EXERCISE INPUT:
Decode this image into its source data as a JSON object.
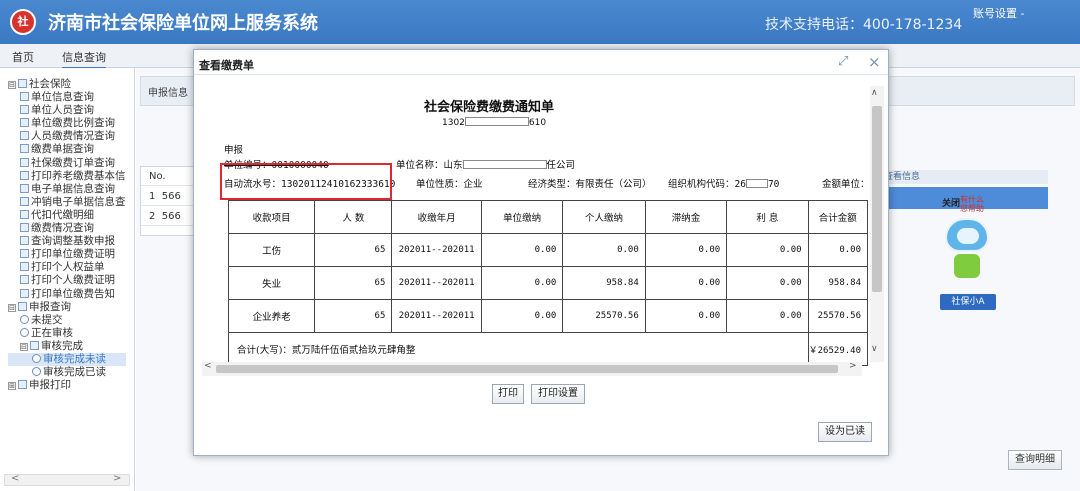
{
  "header": {
    "logo_text": "社",
    "title": "济南市社会保险单位网上服务系统",
    "hotline": "技术支持电话：400-178-1234",
    "account": "账号设置 -"
  },
  "tabs": [
    {
      "label": "首页"
    },
    {
      "label": "信息查询"
    }
  ],
  "sidebar": {
    "items": [
      {
        "label": "社会保险",
        "expand": "⊟"
      },
      {
        "label": "单位信息查询"
      },
      {
        "label": "单位人员查询"
      },
      {
        "label": "单位缴费比例查询"
      },
      {
        "label": "人员缴费情况查询"
      },
      {
        "label": "缴费单据查询"
      },
      {
        "label": "社保缴费订单查询"
      },
      {
        "label": "打印养老缴费基本信"
      },
      {
        "label": "电子单据信息查询"
      },
      {
        "label": "冲销电子单据信息查"
      },
      {
        "label": "代扣代缴明细"
      },
      {
        "label": "缴费情况查询"
      },
      {
        "label": "查询调整基数申报"
      },
      {
        "label": "打印单位缴费证明"
      },
      {
        "label": "打印个人权益单"
      },
      {
        "label": "打印个人缴费证明"
      },
      {
        "label": "打印单位缴费告知"
      },
      {
        "label": "申报查询",
        "expand": "⊟"
      },
      {
        "label": "未提交"
      },
      {
        "label": "正在审核"
      },
      {
        "label": "审核完成",
        "expand": "⊟"
      },
      {
        "label": "审核完成未读"
      },
      {
        "label": "审核完成已读"
      },
      {
        "label": "申报打印",
        "expand": "⊞"
      }
    ],
    "scroll_left": "<",
    "scroll_right": ">"
  },
  "background": {
    "panel_label": "申报信息",
    "grid_header": "No.",
    "rows": [
      {
        "no": "1",
        "code": "566"
      },
      {
        "no": "2",
        "code": "566"
      }
    ],
    "right_head": "查看信息",
    "close_label": "关闭",
    "bubble_line1": "有什么",
    "bubble_line2": "您帮助",
    "robot_label": "社保小A",
    "detail_button": "查询明细"
  },
  "modal": {
    "title": "查看缴费单",
    "max_icon": "⤢",
    "close_icon": "×",
    "doc": {
      "title": "社会保险费缴费通知单",
      "sub_prefix": "1302",
      "sub_suffix": "610",
      "declare": "申报",
      "unit_code": "单位编号：0010000040",
      "unit_name_prefix": "单位名称：山东",
      "unit_name_suffix": "任公司",
      "serial": "自动流水号：13020112410162333610",
      "unit_nature": "单位性质：企业",
      "econ_type": "经济类型：有限责任（公司）",
      "org_code_prefix": "组织机构代码：26",
      "org_code_suffix": "70",
      "amount_unit": "金额单位："
    },
    "table": {
      "headers": [
        "收款项目",
        "人 数",
        "收缴年月",
        "单位缴纳",
        "个人缴纳",
        "滞纳金",
        "利 息",
        "合计金额"
      ],
      "rows": [
        [
          "工伤",
          "65",
          "202011--202011",
          "0.00",
          "0.00",
          "0.00",
          "0.00",
          "0.00"
        ],
        [
          "失业",
          "65",
          "202011--202011",
          "0.00",
          "958.84",
          "0.00",
          "0.00",
          "958.84"
        ],
        [
          "企业养老",
          "65",
          "202011--202011",
          "0.00",
          "25570.56",
          "0.00",
          "0.00",
          "25570.56"
        ]
      ],
      "total_label": "合计(大写)：贰万陆仟伍佰贰拾玖元肆角整",
      "total_value": "￥26529.40"
    },
    "scroll": {
      "up": "∧",
      "down": "∨",
      "left": "<",
      "right": ">"
    },
    "buttons": {
      "print": "打印",
      "print_settings": "打印设置",
      "mark_read": "设为已读"
    }
  }
}
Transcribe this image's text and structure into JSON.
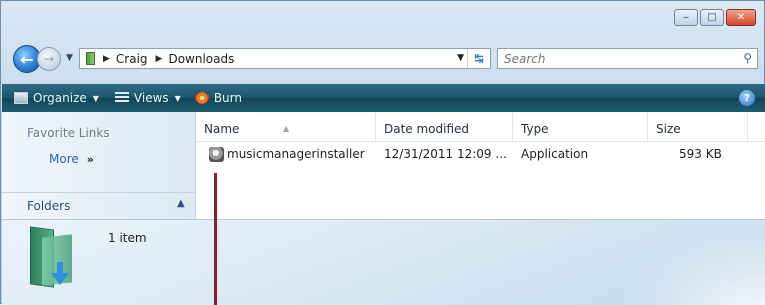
{
  "window": {
    "buttons": {
      "minimize": "‒",
      "maximize": "□",
      "close": "✕"
    }
  },
  "nav": {
    "breadcrumbs": [
      "Craig",
      "Downloads"
    ],
    "search_placeholder": "Search"
  },
  "toolbar": {
    "organize": "Organize",
    "views": "Views",
    "burn": "Burn",
    "help": "?"
  },
  "left_pane": {
    "favorite_links": "Favorite Links",
    "more": "More",
    "more_arrows": "»",
    "folders": "Folders"
  },
  "file_list": {
    "columns": [
      "Name",
      "Date modified",
      "Type",
      "Size"
    ],
    "rows": [
      {
        "name": "musicmanagerinstaller",
        "date_modified": "12/31/2011 12:09 ...",
        "type": "Application",
        "size": "593 KB",
        "icon": "application-icon"
      }
    ]
  },
  "details": {
    "item_count": "1 item"
  },
  "colors": {
    "toolbar": "#1d5369",
    "callout_line": "#8b1e2a",
    "link": "#2a63b4"
  }
}
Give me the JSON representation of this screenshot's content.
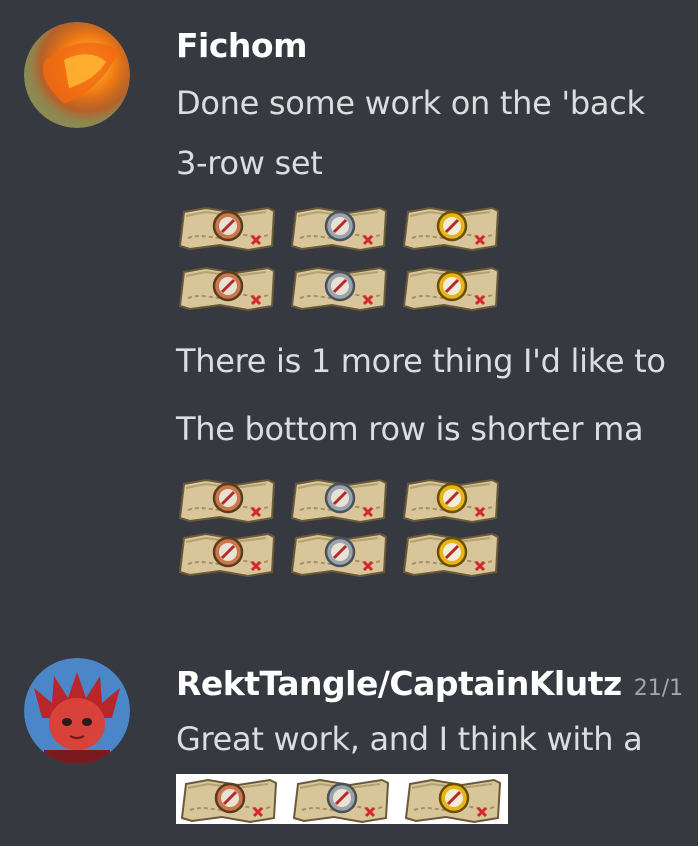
{
  "messages": [
    {
      "author": "Fichom",
      "avatar_icon": "fire-avatar-icon",
      "lines": [
        "Done some work on the 'back",
        "3-row set",
        "There is 1 more thing I'd like to",
        "The bottom row is shorter ma"
      ],
      "emoji_names": [
        "map-compass-bronze",
        "map-compass-silver",
        "map-compass-gold"
      ]
    },
    {
      "author": "RektTangle/CaptainKlutz",
      "timestamp": "21/1",
      "avatar_icon": "red-character-avatar-icon",
      "lines": [
        "Great work, and I think with a"
      ],
      "emoji_names": [
        "map-compass-bronze",
        "map-compass-silver",
        "map-compass-gold"
      ]
    }
  ],
  "colors": {
    "background": "#36393f",
    "text": "#dcddde",
    "author": "#ffffff",
    "bronze": "#c8784a",
    "silver": "#9aa4ad",
    "gold": "#e8b416"
  }
}
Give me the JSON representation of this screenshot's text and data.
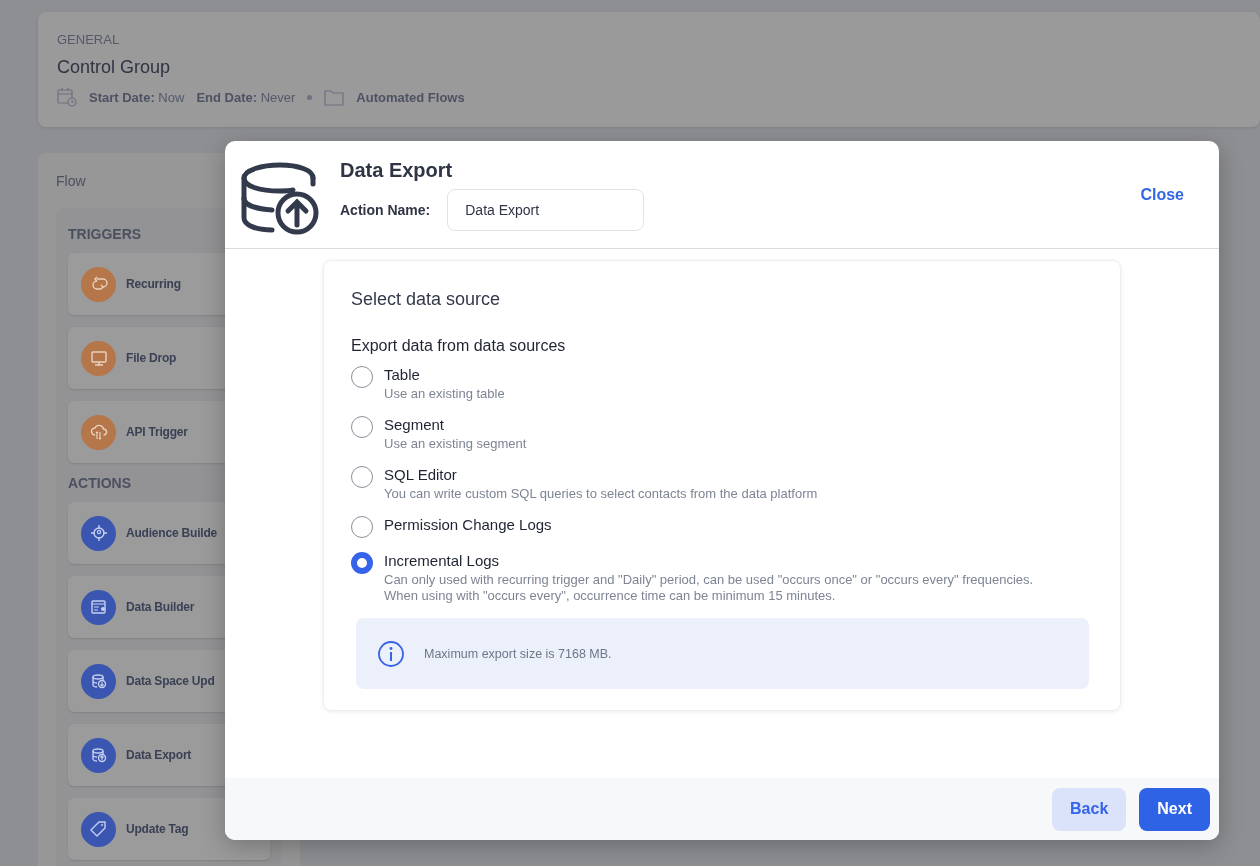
{
  "header": {
    "section": "GENERAL",
    "title": "Control Group",
    "start": "**Start Date:** Now",
    "end": "**End Date:** Never",
    "folder": "Automated Flows"
  },
  "flow": {
    "title": "Flow",
    "groups": [
      {
        "heading": "TRIGGERS",
        "items": [
          {
            "label": "Recurring",
            "kind": "trigger"
          },
          {
            "label": "File Drop",
            "kind": "trigger"
          },
          {
            "label": "API Trigger",
            "kind": "trigger"
          }
        ]
      },
      {
        "heading": "ACTIONS",
        "items": [
          {
            "label": "Audience Builde",
            "kind": "action"
          },
          {
            "label": "Data Builder",
            "kind": "action"
          },
          {
            "label": "Data Space Upd",
            "kind": "action"
          },
          {
            "label": "Data Export",
            "kind": "action"
          },
          {
            "label": "Update Tag",
            "kind": "action"
          }
        ]
      }
    ]
  },
  "modal": {
    "title": "Data Export",
    "action_name_label": "Action Name:",
    "action_name_value": "Data Export",
    "close": "Close",
    "section_title": "Select data source",
    "question": "Export data from data sources",
    "options": [
      {
        "label": "Table",
        "description": "Use an existing table",
        "selected": false
      },
      {
        "label": "Segment",
        "description": "Use an existing segment",
        "selected": false
      },
      {
        "label": "SQL Editor",
        "description": "You can write custom SQL queries to select contacts from the data platform",
        "selected": false
      },
      {
        "label": "Permission Change Logs",
        "selected": false
      },
      {
        "label": "Incremental Logs",
        "description": "Can only used with recurring trigger and \"Daily\" period, can be used \"occurs once\" or \"occurs every\" frequencies.\nWhen using with \"occurs every\", occurrence time can be minimum 15 minutes.",
        "selected": true
      }
    ],
    "info": "Maximum export size is 7168 MB.",
    "buttons": [
      {
        "label": "Back",
        "kind": "secondary"
      },
      {
        "label": "Next",
        "kind": "primary"
      }
    ]
  }
}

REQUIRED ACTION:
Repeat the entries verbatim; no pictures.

ANSWER AREA:
Decode this image into its source data as a JSON object.
{
  "header": {
    "logo_text": "社",
    "title": "济南市社会保险单位网上服务系统",
    "hotline": "技术支持电话：400-178-1234",
    "account": "账号设置 -"
  },
  "tabs": [
    {
      "label": "首页"
    },
    {
      "label": "信息查询"
    }
  ],
  "sidebar": {
    "items": [
      {
        "label": "社会保险",
        "expand": "⊟"
      },
      {
        "label": "单位信息查询"
      },
      {
        "label": "单位人员查询"
      },
      {
        "label": "单位缴费比例查询"
      },
      {
        "label": "人员缴费情况查询"
      },
      {
        "label": "缴费单据查询"
      },
      {
        "label": "社保缴费订单查询"
      },
      {
        "label": "打印养老缴费基本信"
      },
      {
        "label": "电子单据信息查询"
      },
      {
        "label": "冲销电子单据信息查"
      },
      {
        "label": "代扣代缴明细"
      },
      {
        "label": "缴费情况查询"
      },
      {
        "label": "查询调整基数申报"
      },
      {
        "label": "打印单位缴费证明"
      },
      {
        "label": "打印个人权益单"
      },
      {
        "label": "打印个人缴费证明"
      },
      {
        "label": "打印单位缴费告知"
      },
      {
        "label": "申报查询",
        "expand": "⊟"
      },
      {
        "label": "未提交"
      },
      {
        "label": "正在审核"
      },
      {
        "label": "审核完成",
        "expand": "⊟"
      },
      {
        "label": "审核完成未读"
      },
      {
        "label": "审核完成已读"
      },
      {
        "label": "申报打印",
        "expand": "⊞"
      }
    ],
    "scroll_left": "<",
    "scroll_right": ">"
  },
  "background": {
    "panel_label": "申报信息",
    "grid_header": "No.",
    "rows": [
      {
        "no": "1",
        "code": "566"
      },
      {
        "no": "2",
        "code": "566"
      }
    ],
    "right_head": "查看信息",
    "close_label": "关闭",
    "bubble_line1": "有什么",
    "bubble_line2": "您帮助",
    "robot_label": "社保小A",
    "detail_button": "查询明细"
  },
  "modal": {
    "title": "查看缴费单",
    "max_icon": "⤢",
    "close_icon": "×",
    "doc": {
      "title": "社会保险费缴费通知单",
      "sub_prefix": "1302",
      "sub_suffix": "610",
      "declare": "申报",
      "unit_code": "单位编号：0010000040",
      "unit_name_prefix": "单位名称：山东",
      "unit_name_suffix": "任公司",
      "serial": "自动流水号：13020112410162333610",
      "unit_nature": "单位性质：企业",
      "econ_type": "经济类型：有限责任（公司）",
      "org_code_prefix": "组织机构代码：26",
      "org_code_suffix": "70",
      "amount_unit": "金额单位："
    },
    "table": {
      "headers": [
        "收款项目",
        "人 数",
        "收缴年月",
        "单位缴纳",
        "个人缴纳",
        "滞纳金",
        "利 息",
        "合计金额"
      ],
      "rows": [
        [
          "工伤",
          "65",
          "202011--202011",
          "0.00",
          "0.00",
          "0.00",
          "0.00",
          "0.00"
        ],
        [
          "失业",
          "65",
          "202011--202011",
          "0.00",
          "958.84",
          "0.00",
          "0.00",
          "958.84"
        ],
        [
          "企业养老",
          "65",
          "202011--202011",
          "0.00",
          "25570.56",
          "0.00",
          "0.00",
          "25570.56"
        ]
      ],
      "total_label": "合计(大写)：贰万陆仟伍佰贰拾玖元肆角整",
      "total_value": "￥26529.40"
    },
    "scroll": {
      "up": "∧",
      "down": "∨",
      "left": "<",
      "right": ">"
    },
    "buttons": {
      "print": "打印",
      "print_settings": "打印设置",
      "mark_read": "设为已读"
    }
  }
}
Transcribe this image's text and structure into JSON.
{
  "window": {
    "buttons": {
      "minimize": "‒",
      "maximize": "□",
      "close": "✕"
    }
  },
  "nav": {
    "breadcrumbs": [
      "Craig",
      "Downloads"
    ],
    "search_placeholder": "Search"
  },
  "toolbar": {
    "organize": "Organize",
    "views": "Views",
    "burn": "Burn",
    "help": "?"
  },
  "left_pane": {
    "favorite_links": "Favorite Links",
    "more": "More",
    "more_arrows": "»",
    "folders": "Folders"
  },
  "file_list": {
    "columns": [
      "Name",
      "Date modified",
      "Type",
      "Size"
    ],
    "rows": [
      {
        "name": "musicmanagerinstaller",
        "date_modified": "12/31/2011 12:09 ...",
        "type": "Application",
        "size": "593 KB",
        "icon": "application-icon"
      }
    ]
  },
  "details": {
    "item_count": "1 item"
  },
  "colors": {
    "toolbar": "#1d5369",
    "callout_line": "#8b1e2a",
    "link": "#2a63b4"
  }
}
Give me the JSON representation of this screenshot's content.
{
  "messages": [
    {
      "author": "Fichom",
      "avatar_icon": "fire-avatar-icon",
      "lines": [
        "Done some work on the 'back",
        "3-row set",
        "There is 1 more thing I'd like to",
        "The bottom row is shorter ma"
      ],
      "emoji_names": [
        "map-compass-bronze",
        "map-compass-silver",
        "map-compass-gold"
      ]
    },
    {
      "author": "RektTangle/CaptainKlutz",
      "timestamp": "21/1",
      "avatar_icon": "red-character-avatar-icon",
      "lines": [
        "Great work, and I think with a"
      ],
      "emoji_names": [
        "map-compass-bronze",
        "map-compass-silver",
        "map-compass-gold"
      ]
    }
  ],
  "colors": {
    "background": "#36393f",
    "text": "#dcddde",
    "author": "#ffffff",
    "bronze": "#c8784a",
    "silver": "#9aa4ad",
    "gold": "#e8b416"
  }
}
Give me the JSON representation of this screenshot's text and data.
{
  "header": {
    "section": "GENERAL",
    "title": "Control Group",
    "start": "**Start Date:** Now",
    "end": "**End Date:** Never",
    "folder": "Automated Flows"
  },
  "flow": {
    "title": "Flow",
    "groups": [
      {
        "heading": "TRIGGERS",
        "items": [
          {
            "label": "Recurring",
            "kind": "trigger"
          },
          {
            "label": "File Drop",
            "kind": "trigger"
          },
          {
            "label": "API Trigger",
            "kind": "trigger"
          }
        ]
      },
      {
        "heading": "ACTIONS",
        "items": [
          {
            "label": "Audience Builde",
            "kind": "action"
          },
          {
            "label": "Data Builder",
            "kind": "action"
          },
          {
            "label": "Data Space Upd",
            "kind": "action"
          },
          {
            "label": "Data Export",
            "kind": "action"
          },
          {
            "label": "Update Tag",
            "kind": "action"
          }
        ]
      }
    ]
  },
  "modal": {
    "title": "Data Export",
    "action_name_label": "Action Name:",
    "action_name_value": "Data Export",
    "close": "Close",
    "section_title": "Select data source",
    "question": "Export data from data sources",
    "options": [
      {
        "label": "Table",
        "description": "Use an existing table",
        "selected": false
      },
      {
        "label": "Segment",
        "description": "Use an existing segment",
        "selected": false
      },
      {
        "label": "SQL Editor",
        "description": "You can write custom SQL queries to select contacts from the data platform",
        "selected": false
      },
      {
        "label": "Permission Change Logs",
        "selected": false
      },
      {
        "label": "Incremental Logs",
        "description": "Can only used with recurring trigger and \"Daily\" period, can be used \"occurs once\" or \"occurs every\" frequencies.\nWhen using with \"occurs every\", occurrence time can be minimum 15 minutes.",
        "selected": true
      }
    ],
    "info": "Maximum export size is 7168 MB.",
    "buttons": [
      {
        "label": "Back",
        "kind": "secondary"
      },
      {
        "label": "Next",
        "kind": "primary"
      }
    ]
  }
}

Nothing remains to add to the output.